After my incident with Sharp Objects earlier this week, I very carefully checked the title of Gillian Flynn’s last novel.
Dark Places didn’t seem to present too many issues, so I ploughed on.
Libby Day, survivor of the Day massacre 24 years ago, is a 37 year old woman still trying to deal with the scars left by the brutal murder of her mother and two sisters, for which her brother has spent the last 24 years in jail.
Realising that she’s fresh out of money, she accepts an offer to appear at a ‘Kill Club’ convention, where all sorts of disturbing questions are raised about the murders and whether or not her brother was actually responsible for them.
Dark Places is told in alternating chapters, with Libby narrating the odd numbers, and her brother Ben and mother narrating the even chapters. The story of the day of the murders unfolds for the reader as Libby learns more about what happened on that awful night, and begins to come to terms with what happened.
I really enjoyed Dark Places. I thought it was better than Sharp Objects, but not as good as Gone Girl, which means that, as far as I’m concerned, Flynn is only improving, so I look forward to her fourth novel with anticipation.
While the alternating narratives might be a little jarring to some, it’s a style which works well for me, and clearly for Flynn, as she kept it up in Gone Girl.
I ripped through this book in a matter of days, and didn’t have any of the horrendous struggles I did with Sharp Objects. Probably because it didn’t deal with self harm I enjoyed it much more.

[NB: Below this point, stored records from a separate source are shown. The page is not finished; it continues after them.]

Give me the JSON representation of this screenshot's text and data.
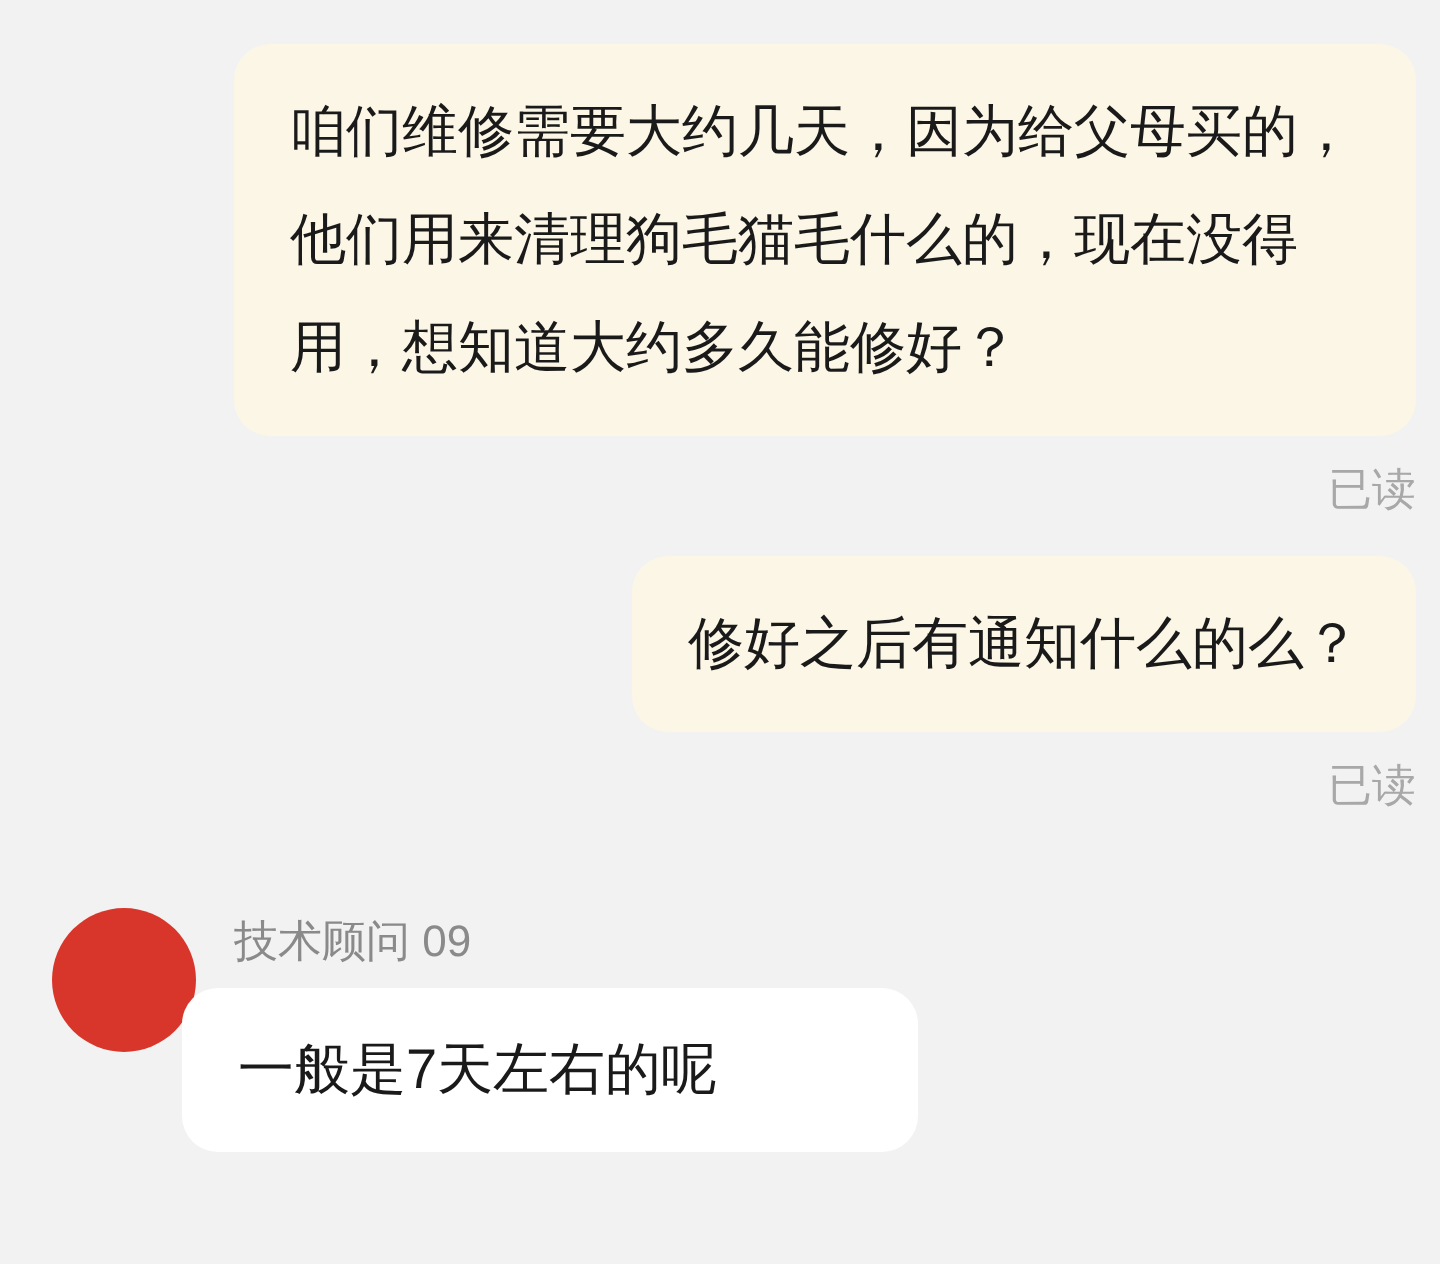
{
  "messages": [
    {
      "kind": "outgoing",
      "text": "咱们维修需要大约几天，因为给父母买的，他们用来清理狗毛猫毛什么的，现在没得用，想知道大约多久能修好？",
      "status": "已读"
    },
    {
      "kind": "outgoing",
      "text": "修好之后有通知什么的么？",
      "status": "已读"
    },
    {
      "kind": "incoming",
      "sender": "技术顾问 09",
      "text": "一般是7天左右的呢"
    }
  ]
}
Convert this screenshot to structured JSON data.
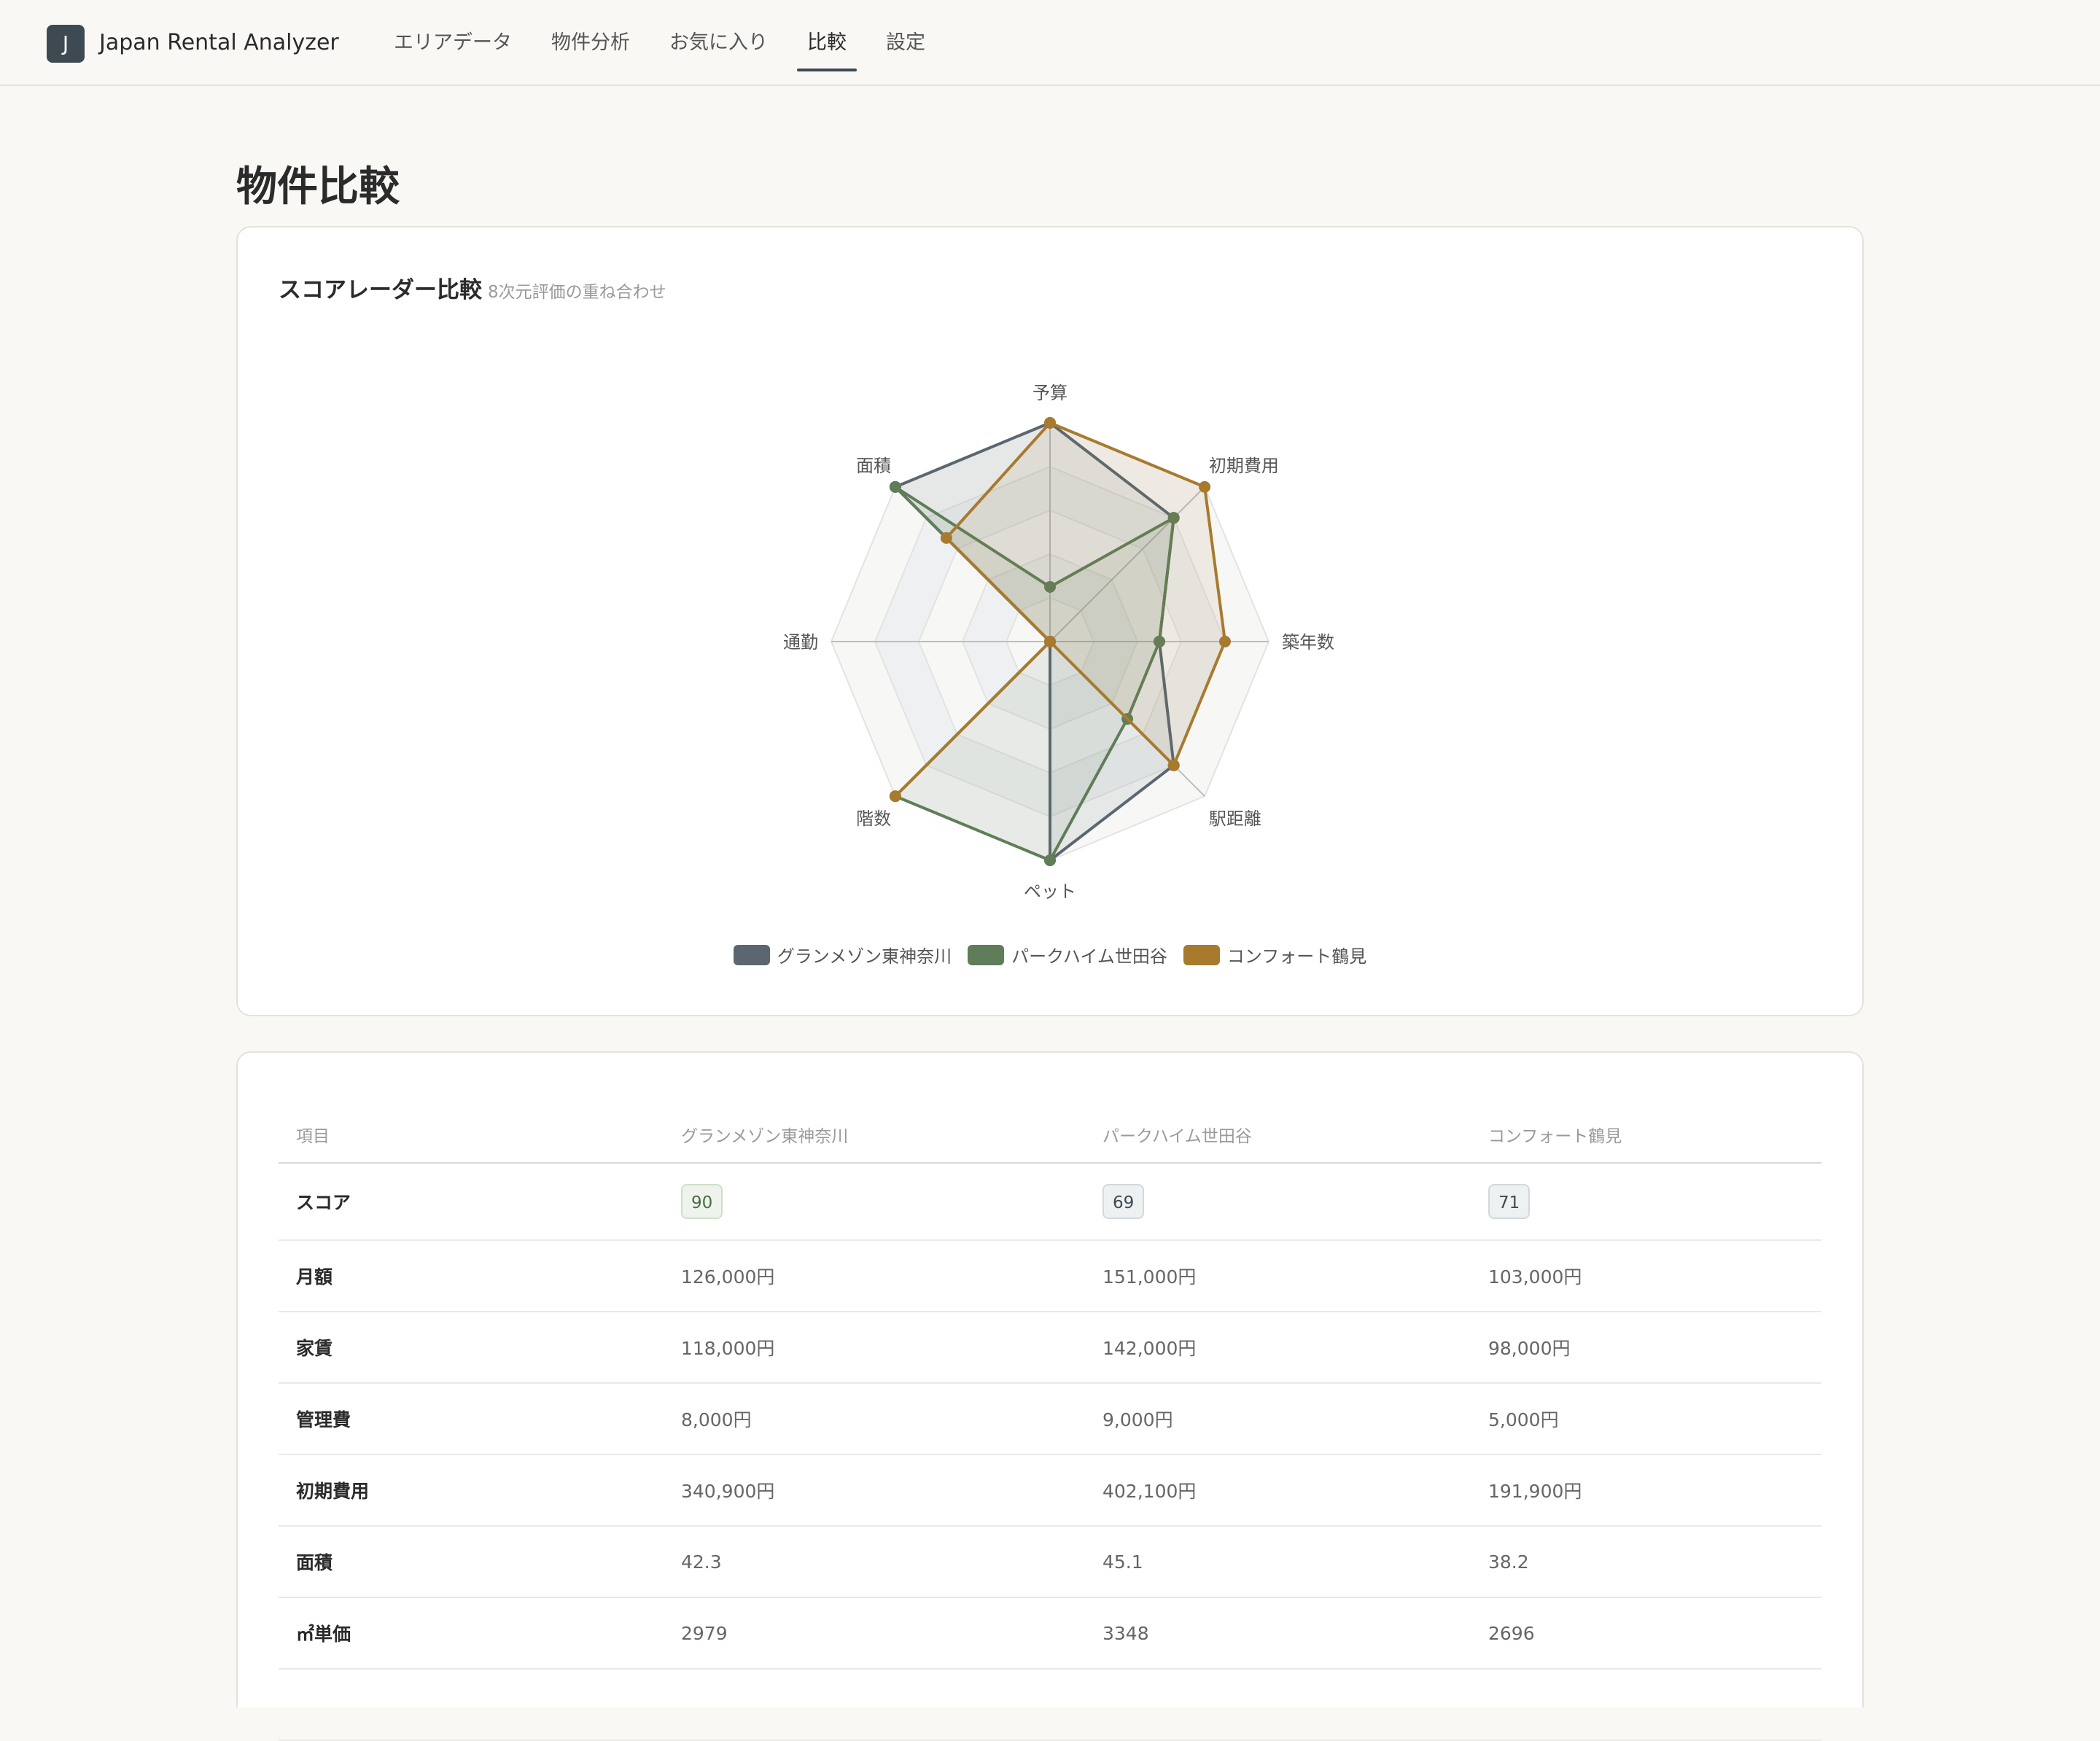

It was dark, and unpredictable at times, and presented a host of mostly unlikeable characters, including Libby herself. There were one or two twists I didn’t quite predict, which is always a nice sensation, and overall I really enjoyed this book.